Wichien Chinnawong, the ranger who arrested Premchai and was hailed for standing up against the wealthy and powerful, said after the court ruling that he was satisfied that justice was served to the black panther. Wichien was one of the plaintiffs in the case which ultimately led to the trial on a reduced set of six counts.
Deputy police commissioner Srivara Rangsibrahmanakul welcomed the verdict, saying he was “relieved” that Premchai and his party were found guilty. Srivara, who was criticized for kowtowing to Premchai after the crime, said the police did their best in investigating the case.
Gen. Srivara added that Premchai still faces a charge of possessing ivory stemming from a subsequent search of his mansion.

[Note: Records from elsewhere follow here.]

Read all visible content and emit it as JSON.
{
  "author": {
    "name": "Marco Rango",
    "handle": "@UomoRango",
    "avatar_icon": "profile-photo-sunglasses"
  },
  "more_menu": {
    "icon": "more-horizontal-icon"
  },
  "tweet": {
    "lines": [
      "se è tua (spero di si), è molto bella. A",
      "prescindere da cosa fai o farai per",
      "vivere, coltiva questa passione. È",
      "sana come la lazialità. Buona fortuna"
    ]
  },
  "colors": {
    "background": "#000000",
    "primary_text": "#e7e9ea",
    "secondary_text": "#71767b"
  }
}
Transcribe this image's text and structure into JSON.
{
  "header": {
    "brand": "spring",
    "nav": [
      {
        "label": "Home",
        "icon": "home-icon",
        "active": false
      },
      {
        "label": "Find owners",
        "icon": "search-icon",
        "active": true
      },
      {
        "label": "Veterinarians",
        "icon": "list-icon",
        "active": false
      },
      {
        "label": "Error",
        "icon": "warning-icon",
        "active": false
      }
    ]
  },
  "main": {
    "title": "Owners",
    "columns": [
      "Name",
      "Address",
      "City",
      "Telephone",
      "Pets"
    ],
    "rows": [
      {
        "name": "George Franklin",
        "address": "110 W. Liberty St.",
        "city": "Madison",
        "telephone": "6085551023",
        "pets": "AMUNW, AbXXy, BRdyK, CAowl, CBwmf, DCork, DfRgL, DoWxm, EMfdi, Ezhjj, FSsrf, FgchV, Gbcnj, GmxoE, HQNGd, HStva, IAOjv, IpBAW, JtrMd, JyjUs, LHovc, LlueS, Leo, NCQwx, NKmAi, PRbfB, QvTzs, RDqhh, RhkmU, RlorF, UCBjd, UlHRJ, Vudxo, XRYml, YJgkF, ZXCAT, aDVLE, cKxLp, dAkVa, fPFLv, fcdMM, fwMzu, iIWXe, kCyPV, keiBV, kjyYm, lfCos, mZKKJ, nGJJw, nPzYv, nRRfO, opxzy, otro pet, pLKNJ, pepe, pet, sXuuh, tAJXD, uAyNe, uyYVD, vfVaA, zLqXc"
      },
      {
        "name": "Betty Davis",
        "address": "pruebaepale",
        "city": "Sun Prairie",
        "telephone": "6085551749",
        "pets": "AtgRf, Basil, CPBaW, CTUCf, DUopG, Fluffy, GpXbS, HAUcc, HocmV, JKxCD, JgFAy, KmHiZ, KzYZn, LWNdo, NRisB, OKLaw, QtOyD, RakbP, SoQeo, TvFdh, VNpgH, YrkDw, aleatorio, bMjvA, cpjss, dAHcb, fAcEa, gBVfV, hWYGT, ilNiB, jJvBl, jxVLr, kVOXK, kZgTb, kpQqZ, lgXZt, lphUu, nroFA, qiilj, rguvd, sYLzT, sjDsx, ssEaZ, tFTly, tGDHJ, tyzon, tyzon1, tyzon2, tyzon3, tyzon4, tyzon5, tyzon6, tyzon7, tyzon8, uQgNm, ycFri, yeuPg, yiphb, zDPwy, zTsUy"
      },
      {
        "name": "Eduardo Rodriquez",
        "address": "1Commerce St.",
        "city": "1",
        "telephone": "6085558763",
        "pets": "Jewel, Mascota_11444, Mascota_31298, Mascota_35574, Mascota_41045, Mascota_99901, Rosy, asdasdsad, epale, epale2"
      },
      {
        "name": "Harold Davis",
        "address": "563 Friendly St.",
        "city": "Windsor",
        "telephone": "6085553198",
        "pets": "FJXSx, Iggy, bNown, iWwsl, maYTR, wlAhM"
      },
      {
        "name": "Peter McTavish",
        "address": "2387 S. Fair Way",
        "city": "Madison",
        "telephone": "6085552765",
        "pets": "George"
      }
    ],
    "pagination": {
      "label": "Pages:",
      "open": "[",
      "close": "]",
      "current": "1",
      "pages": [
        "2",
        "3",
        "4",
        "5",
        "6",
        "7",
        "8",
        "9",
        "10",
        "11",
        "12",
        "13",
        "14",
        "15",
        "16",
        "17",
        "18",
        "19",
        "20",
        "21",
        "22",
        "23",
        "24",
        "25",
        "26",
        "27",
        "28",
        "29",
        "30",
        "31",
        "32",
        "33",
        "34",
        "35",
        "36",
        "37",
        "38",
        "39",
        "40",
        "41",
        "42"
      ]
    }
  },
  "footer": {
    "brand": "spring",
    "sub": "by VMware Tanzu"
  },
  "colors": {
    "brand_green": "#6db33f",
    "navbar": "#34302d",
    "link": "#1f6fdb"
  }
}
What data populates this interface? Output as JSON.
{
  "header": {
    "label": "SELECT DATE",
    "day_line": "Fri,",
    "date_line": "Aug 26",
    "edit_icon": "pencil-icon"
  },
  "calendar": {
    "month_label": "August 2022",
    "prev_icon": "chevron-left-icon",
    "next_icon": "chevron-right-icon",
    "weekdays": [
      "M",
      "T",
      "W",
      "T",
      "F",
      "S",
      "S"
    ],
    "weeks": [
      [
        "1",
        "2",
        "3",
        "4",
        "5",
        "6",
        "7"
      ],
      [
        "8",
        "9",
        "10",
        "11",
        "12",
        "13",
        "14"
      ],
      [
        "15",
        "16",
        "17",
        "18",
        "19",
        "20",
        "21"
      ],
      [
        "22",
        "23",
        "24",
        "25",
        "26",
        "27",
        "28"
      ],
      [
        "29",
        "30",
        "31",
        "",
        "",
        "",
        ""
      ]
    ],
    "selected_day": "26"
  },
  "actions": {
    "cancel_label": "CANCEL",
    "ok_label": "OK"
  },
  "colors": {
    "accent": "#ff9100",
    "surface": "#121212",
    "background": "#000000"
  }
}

That trial is underway with a verdict expected in June.
The 64-year-old president of construction conglomerate Italian-Thai and his co-defendants were arrested early last year at a campsite in the Thung Yai Naresuan Wildlife Sanctuary, where authorities found firearms and animal remains, including those of a protected black panther.
Premchai’s arrest provoked an outpouring of anger and low expectations that such a powerful figure would be tried fairly. The black panther became a cause celebre in a spasm of activism that enjoyed wide public support.
“People are assuming we already won. But don’t forget that this case still has to go to the Court of First Instance and the Supreme Court. So in the end, he might not have to step into jail at all,” said Thatchapong, who led a group of activists called T’Challa for the protagonist of “Black Panther.”
“This is only his first offense. He is powerful, and people might forget about the case going forward,” Thatchapong said.
The Seub Nakhasathien Foundation, which was named after a renowned activist who committed suicide to provoke awareness of wildlife conservation, released a statement thanking those who helped push the case toward resolution.
“We’d like to commend the staff of the Thung Yai Naresuan Wildlife Sanctuary for their bravery in carrying out their duty and arresting the four defendants, and all the people who kept close watch on the case … until the guilty parties received punishment under the law,” the statement read. “Although the verdict might not fully satisfy the public, we believe the poaching case … is an important lesson to all Thai people.”
Additional reporting Asaree Thaitrakulpanich